Both the Redgrave sisters shine in supporting roles, but Lynn stands out as a callous aristocrat who will do anything to re-establish her family's good name.

Christopher Doyle's cinematography is gorgeously lush, balancing the intimacy of the film's nightclub settings against the vibrant bustle and energy of cosmopolitan Shanghai. But despite the fascinating backdrop, excellent cast and subtle invocations of Casablanca, the film never really takes off. Ishiguro's script doesn't take any emotional risks.

There are many intriguing relationships, but the most promising is relegated to subplot status. While trolling through Shanghai's decadent nightlife, Jackson meets and bonds with a mysterious kindred spirit, Mr. Matsuda (Hiroyuki Sanada). The two share an appreciation for the city's uninhibited club culture. When Jackson has the opportunity to see his perfect nightclub come to fruition, Matsuda offers unexpected aid. The arrival of the Japanese army, however, unmasks his new friend as someone with more nefarious plans.

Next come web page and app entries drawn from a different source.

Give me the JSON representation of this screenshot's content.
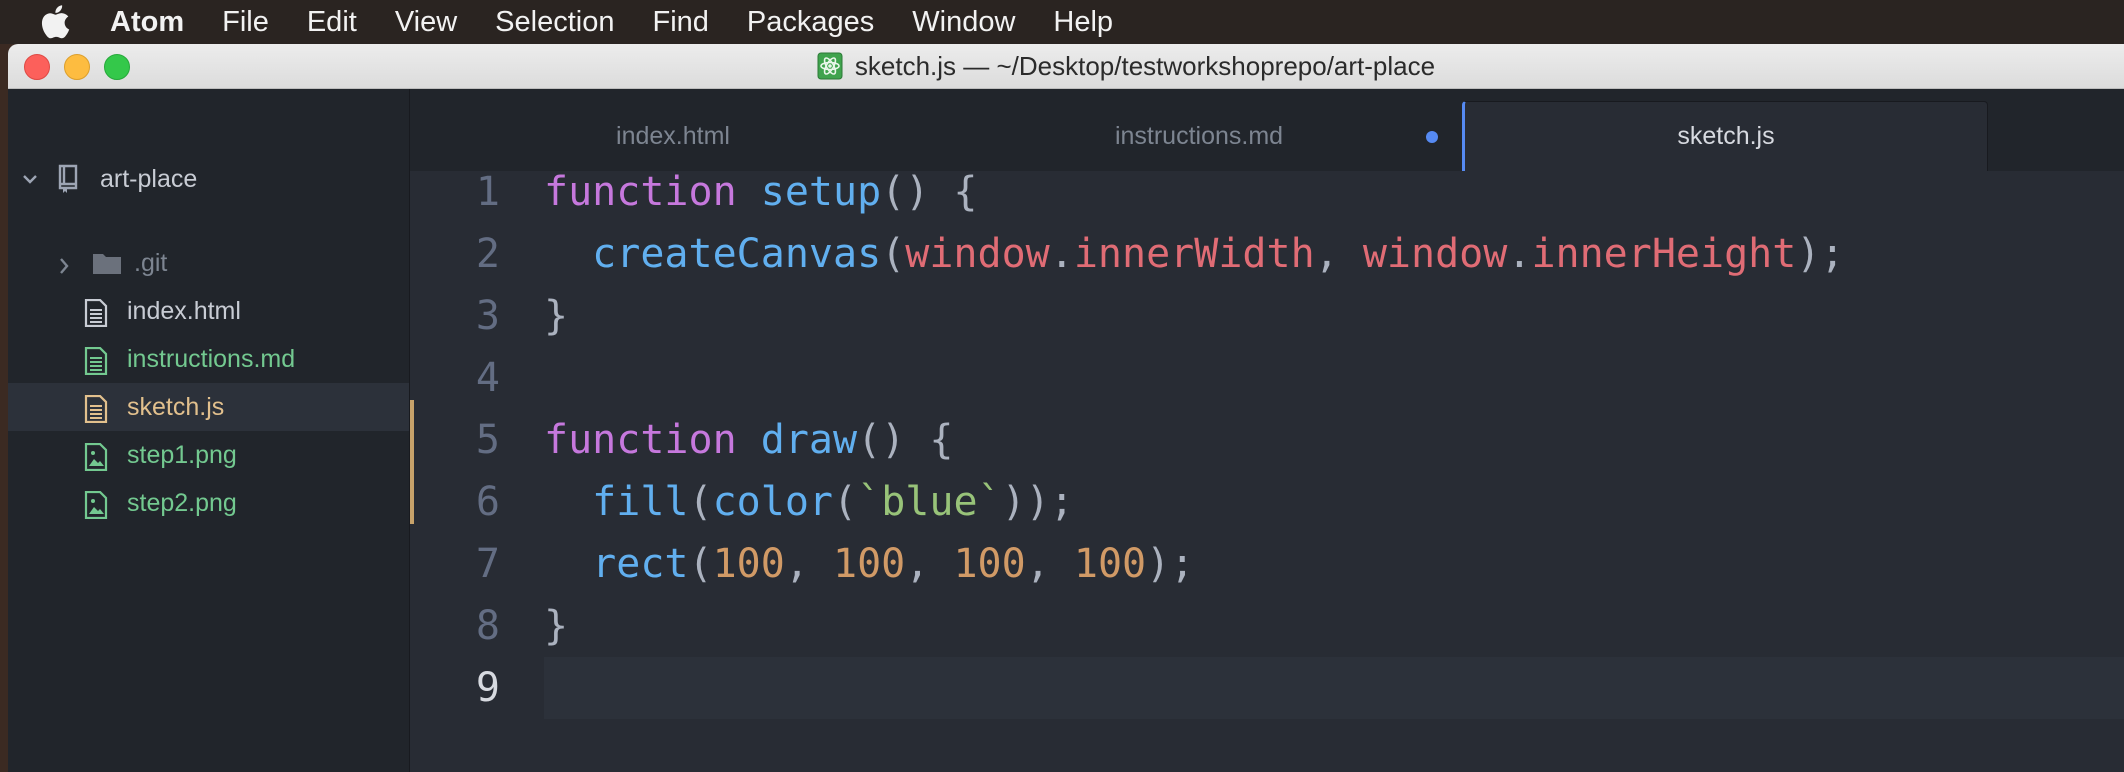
{
  "menubar": {
    "app": "Atom",
    "items": [
      "File",
      "Edit",
      "View",
      "Selection",
      "Find",
      "Packages",
      "Window",
      "Help"
    ]
  },
  "window": {
    "title": "sketch.js — ~/Desktop/testworkshoprepo/art-place"
  },
  "tree": {
    "root": "art-place",
    "entries": [
      {
        "name": ".git",
        "kind": "folder",
        "color": "#7d8591",
        "icon": "folder-icon"
      },
      {
        "name": "index.html",
        "kind": "file",
        "color": "#c8ccd4",
        "icon": "file-text-icon"
      },
      {
        "name": "instructions.md",
        "kind": "file",
        "color": "#73c990",
        "icon": "file-text-icon"
      },
      {
        "name": "sketch.js",
        "kind": "file",
        "color": "#e2c08d",
        "icon": "file-text-icon",
        "selected": true
      },
      {
        "name": "step1.png",
        "kind": "file",
        "color": "#73c990",
        "icon": "file-image-icon"
      },
      {
        "name": "step2.png",
        "kind": "file",
        "color": "#73c990",
        "icon": "file-image-icon"
      }
    ]
  },
  "tabs": [
    {
      "label": "index.html",
      "active": false,
      "modified": false
    },
    {
      "label": "instructions.md",
      "active": false,
      "modified": true
    },
    {
      "label": "sketch.js",
      "active": true,
      "modified": false
    }
  ],
  "editor": {
    "line_numbers": [
      "1",
      "2",
      "3",
      "4",
      "5",
      "6",
      "7",
      "8",
      "9"
    ],
    "cursor_line": 9,
    "lines": [
      [
        [
          "function",
          "kw"
        ],
        [
          " ",
          "pn"
        ],
        [
          "setup",
          "fn"
        ],
        [
          "() {",
          "pn"
        ]
      ],
      [
        [
          "  ",
          "pn"
        ],
        [
          "createCanvas",
          "fn"
        ],
        [
          "(",
          "pn"
        ],
        [
          "window",
          "vr"
        ],
        [
          ".",
          "pn"
        ],
        [
          "innerWidth",
          "vr"
        ],
        [
          ", ",
          "pn"
        ],
        [
          "window",
          "vr"
        ],
        [
          ".",
          "pn"
        ],
        [
          "innerHeight",
          "vr"
        ],
        [
          ");",
          "pn"
        ]
      ],
      [
        [
          "}",
          "pn"
        ]
      ],
      [],
      [
        [
          "function",
          "kw"
        ],
        [
          " ",
          "pn"
        ],
        [
          "draw",
          "fn"
        ],
        [
          "() {",
          "pn"
        ]
      ],
      [
        [
          "  ",
          "pn"
        ],
        [
          "fill",
          "fn"
        ],
        [
          "(",
          "pn"
        ],
        [
          "color",
          "fn"
        ],
        [
          "(",
          "pn"
        ],
        [
          "`blue`",
          "st"
        ],
        [
          "));",
          "pn"
        ]
      ],
      [
        [
          "  ",
          "pn"
        ],
        [
          "rect",
          "fn"
        ],
        [
          "(",
          "pn"
        ],
        [
          "100",
          "nm"
        ],
        [
          ", ",
          "pn"
        ],
        [
          "100",
          "nm"
        ],
        [
          ", ",
          "pn"
        ],
        [
          "100",
          "nm"
        ],
        [
          ", ",
          "pn"
        ],
        [
          "100",
          "nm"
        ],
        [
          ");",
          "pn"
        ]
      ],
      [
        [
          "}",
          "pn"
        ]
      ],
      []
    ]
  }
}
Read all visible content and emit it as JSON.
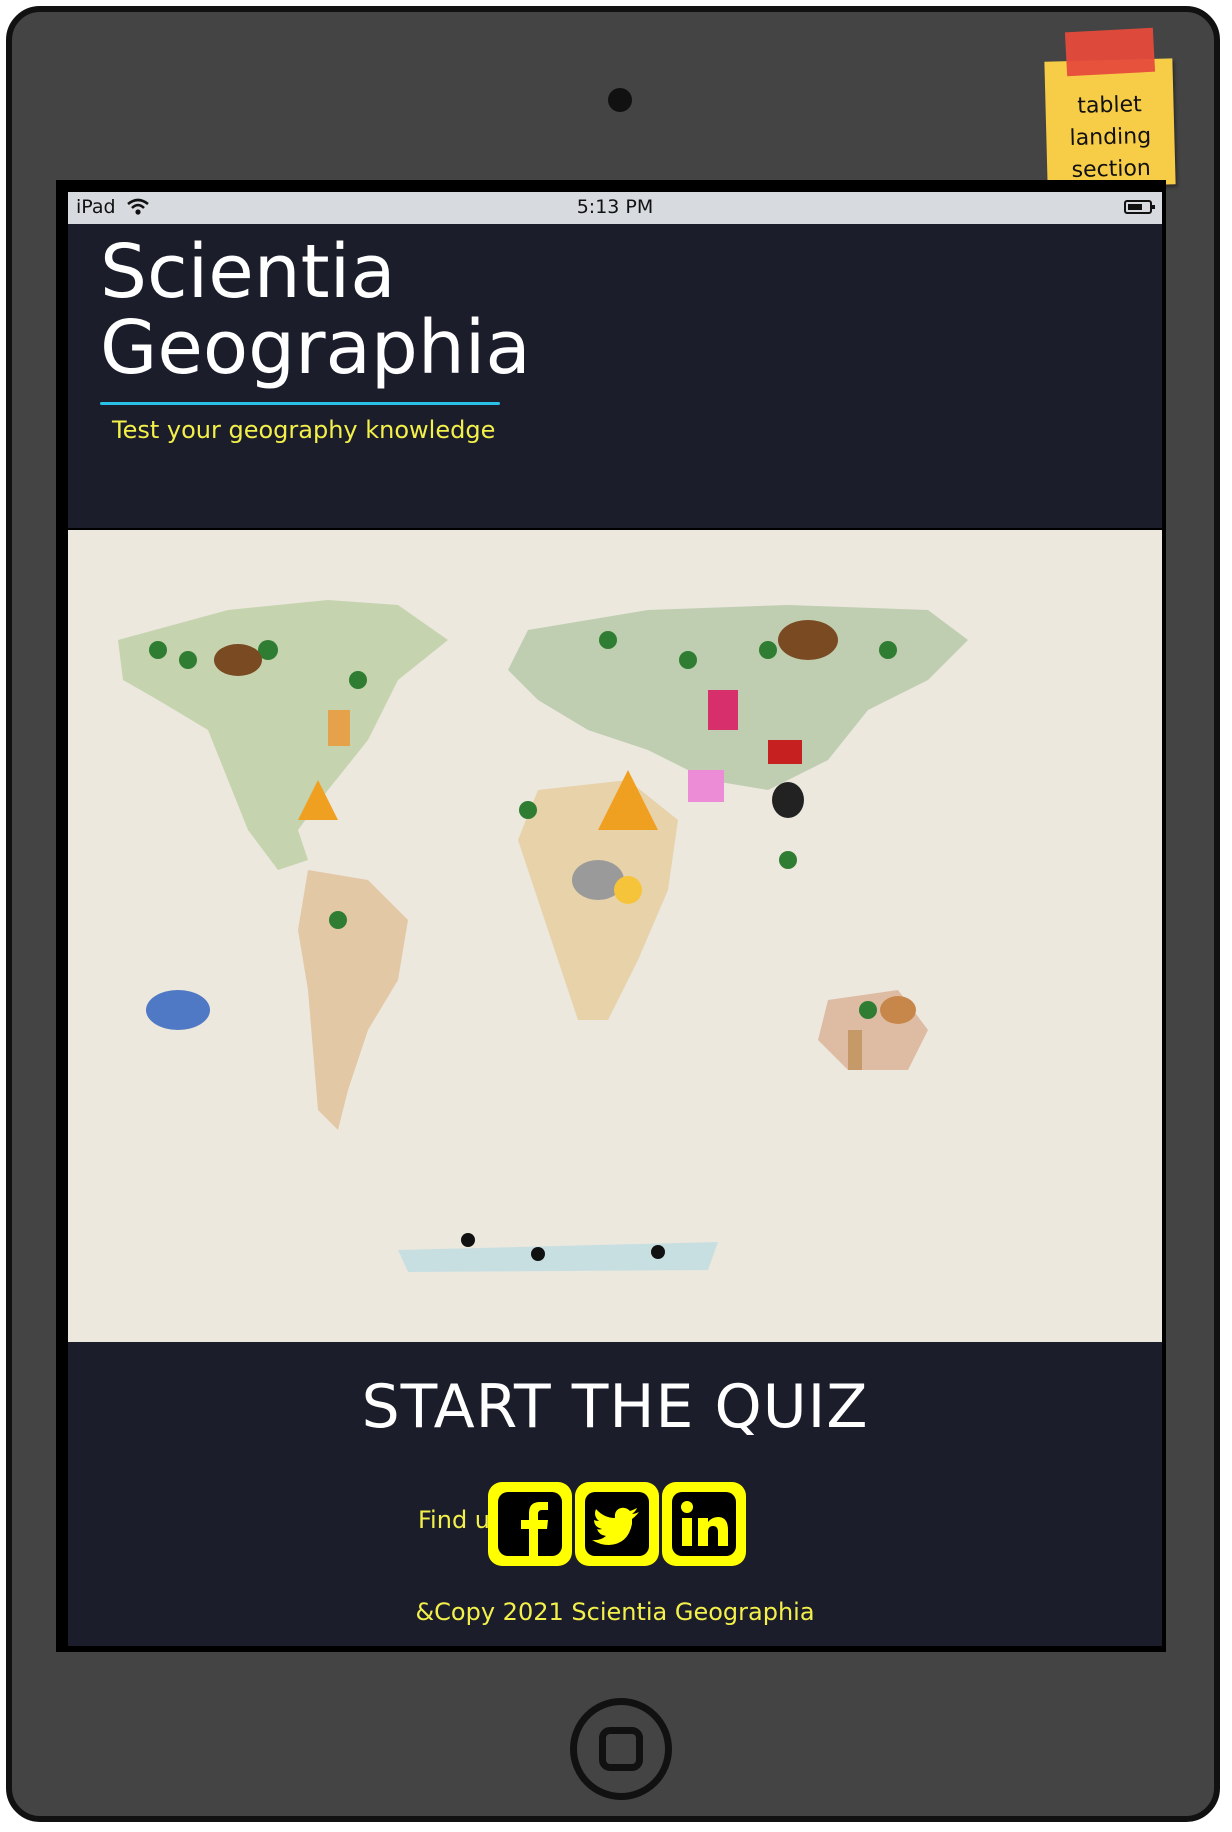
{
  "sticky_note": {
    "line1": "tablet",
    "line2": "landing",
    "line3": "section"
  },
  "status_bar": {
    "device": "iPad",
    "time": "5:13 PM"
  },
  "header": {
    "title_line1": "Scientia",
    "title_line2": "Geographia",
    "subtitle": "Test your geography knowledge"
  },
  "footer": {
    "cta": "START THE QUIZ",
    "find_us": "Find us on",
    "copyright": "&Copy 2021 Scientia Geographia"
  },
  "social": [
    {
      "icon": "facebook-icon"
    },
    {
      "icon": "twitter-icon"
    },
    {
      "icon": "linkedin-icon"
    }
  ],
  "colors": {
    "accent_yellow": "#f3f04a",
    "social_yellow": "#ffff00",
    "header_bg": "#1b1d2b",
    "underline": "#29c1e8"
  }
}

Had this storyline of political and personal upheaval been brought to the forefront, The White Countess might have become one of Merchant-Ivory's more memorable productions. As it stands, it's merely a decent addition to the duo's canon. If you're a true fan of their work, it's probably worth your time to catch it during its one-week run.


Showing for one week only at the Maple Art Theatre (4135 W. Maple Rd., Bloomfield Hills; 248-263-2111).

Jeff Meyers writes about film for Metro Times. Send comments to [email protected].